Exercise brief:
The string "title" may appear in lines of the listing. Report each line where it does.

Recorded data:
==*==
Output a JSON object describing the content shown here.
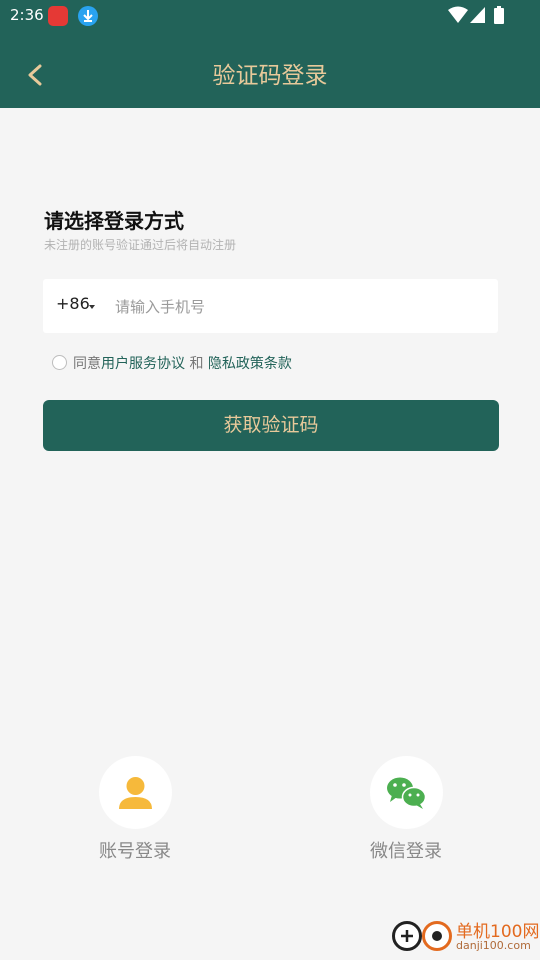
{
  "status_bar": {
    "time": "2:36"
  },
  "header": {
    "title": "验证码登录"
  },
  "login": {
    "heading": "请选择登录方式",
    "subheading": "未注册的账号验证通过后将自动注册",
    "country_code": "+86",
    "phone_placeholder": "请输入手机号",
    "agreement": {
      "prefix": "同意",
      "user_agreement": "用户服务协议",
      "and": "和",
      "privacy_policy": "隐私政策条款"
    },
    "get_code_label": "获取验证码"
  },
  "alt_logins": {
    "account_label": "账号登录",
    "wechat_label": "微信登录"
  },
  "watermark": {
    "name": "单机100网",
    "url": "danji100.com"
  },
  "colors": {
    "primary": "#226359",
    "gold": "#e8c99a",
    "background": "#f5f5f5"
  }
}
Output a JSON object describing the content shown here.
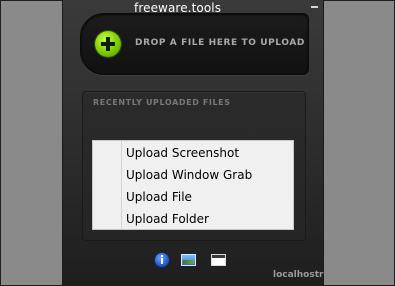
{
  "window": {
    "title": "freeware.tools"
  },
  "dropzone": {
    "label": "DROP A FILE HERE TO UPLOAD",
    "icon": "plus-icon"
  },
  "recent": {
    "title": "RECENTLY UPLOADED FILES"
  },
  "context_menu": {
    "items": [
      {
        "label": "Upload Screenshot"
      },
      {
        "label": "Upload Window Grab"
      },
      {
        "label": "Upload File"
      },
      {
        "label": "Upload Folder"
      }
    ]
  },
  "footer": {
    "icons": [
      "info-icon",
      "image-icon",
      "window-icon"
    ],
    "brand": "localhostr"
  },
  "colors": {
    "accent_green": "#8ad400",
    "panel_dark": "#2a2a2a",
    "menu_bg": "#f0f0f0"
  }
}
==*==
Exercise answer:
    "title": "验证码登录"
    "title": "freeware.tools"
    "title": "RECENTLY UPLOADED FILES"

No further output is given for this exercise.